The chance of QT prolongation could be increased if you have certain health conditions or consider other drugs that might cause QT prolongation. Before using tramadol, tell your doctor or pharmacist of all of the drugs you're taking and if you might have the following conditions: certain heart disease (heart failure, slow heartbeat, QT prolongation inside EKG), family history of certain heart related illnesses (QT prolongation within the EKG, sudden cardiac death).
Low numbers of potassium or magnesium inside the blood may also increase your probability of QT prolongation. This risk may increase in the event you use certain drugs (for example diuretics/"water pills") or if you have conditions including severe sweating, diarrhea, or vomiting. Talk to your physician about using tramadol safely.
Before having surgery, tell your doctor or dentist about all the products you employ (including medications, nonprescription drugs, and herbal products).
Some children may be more understanding of very serious negative effects of tramadol, such as extreme sleepiness, confusion, or slow/shallow/noisy breathing. (See also Warning section.)
Older adults might be more sensitive to the unwanted effects of this drug, especially confusion, dizziness, drowsiness, slow/shallow breathing, and QT prolongation (see above).
During pregnancy, this medication ought to be used only if clearly needed. It may harm an child. Discuss the potential for loss and benefits with your physician. (See also Warning section.)
This medication passes into breast milk and might have undesirable effects over a nursing infant, like unusual sleepiness, difficulty feeding, or trouble breathing. Breast-feeding while by using this drug is not recommended. Consult your physician before breast-feeding.

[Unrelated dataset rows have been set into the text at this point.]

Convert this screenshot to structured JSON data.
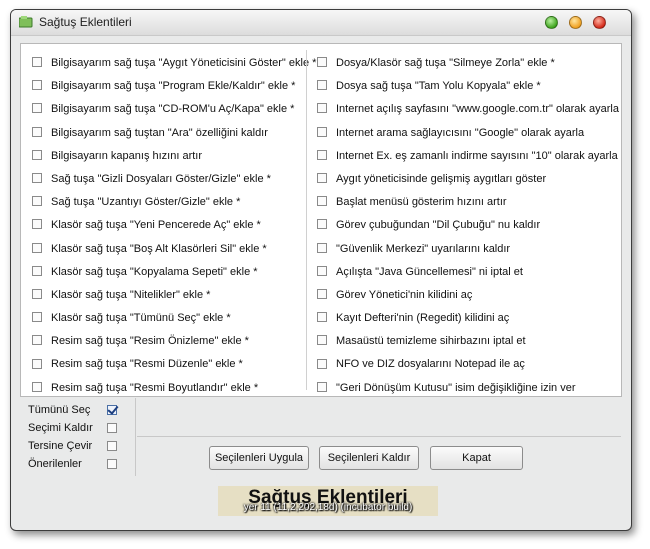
{
  "window": {
    "title": "Sağtuş Eklentileri"
  },
  "left_options": [
    "Bilgisayarım sağ tuşa \"Aygıt Yöneticisini Göster\" ekle *",
    "Bilgisayarım sağ tuşa \"Program Ekle/Kaldır\" ekle *",
    "Bilgisayarım sağ tuşa \"CD-ROM'u Aç/Kapa\" ekle *",
    "Bilgisayarım sağ tuştan \"Ara\" özelliğini kaldır",
    "Bilgisayarın kapanış hızını artır",
    "Sağ tuşa \"Gizli Dosyaları Göster/Gizle\" ekle *",
    "Sağ tuşa \"Uzantıyı Göster/Gizle\" ekle *",
    "Klasör sağ tuşa \"Yeni Pencerede Aç\" ekle *",
    "Klasör sağ tuşa \"Boş Alt Klasörleri Sil\" ekle *",
    "Klasör sağ tuşa \"Kopyalama Sepeti\" ekle *",
    "Klasör sağ tuşa \"Nitelikler\" ekle *",
    "Klasör sağ tuşa \"Tümünü Seç\" ekle *",
    "Resim sağ tuşa \"Resim Önizleme\" ekle *",
    "Resim sağ tuşa \"Resmi Düzenle\" ekle *",
    "Resim sağ tuşa \"Resmi Boyutlandır\" ekle *"
  ],
  "right_options": [
    "Dosya/Klasör sağ tuşa \"Silmeye Zorla\" ekle *",
    "Dosya sağ tuşa \"Tam Yolu Kopyala\" ekle *",
    "Internet açılış sayfasını \"www.google.com.tr\" olarak ayarla",
    "Internet arama sağlayıcısını \"Google\" olarak ayarla",
    "Internet Ex. eş zamanlı indirme sayısını \"10\" olarak ayarla",
    "Aygıt yöneticisinde gelişmiş aygıtları göster",
    "Başlat menüsü gösterim hızını artır",
    "Görev çubuğundan \"Dil Çubuğu\" nu kaldır",
    "\"Güvenlik Merkezi\" uyarılarını kaldır",
    "Açılışta \"Java Güncellemesi\" ni iptal et",
    "Görev Yönetici'nin kilidini aç",
    "Kayıt Defteri'nin (Regedit) kilidini aç",
    "Masaüstü temizleme sihirbazını iptal et",
    "NFO ve DIZ dosyalarını Notepad ile aç",
    "\"Geri Dönüşüm Kutusu\" isim değişikliğine izin ver"
  ],
  "selection": {
    "select_all": "Tümünü Seç",
    "clear_selection": "Seçimi Kaldır",
    "invert": "Tersine Çevir",
    "recommended": "Önerilenler"
  },
  "buttons": {
    "apply": "Seçilenleri Uygula",
    "remove": "Seçilenleri Kaldır",
    "close": "Kapat"
  },
  "banner": {
    "title": "Sağtuş Eklentileri",
    "overlay": "yer 11 (11,2,202,18d) (incubator build)"
  }
}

Airmail: 2-3 business weeks
EMS: 3-8 business days
Airmail: 2-3 weeks, EMS: 3-8 business days.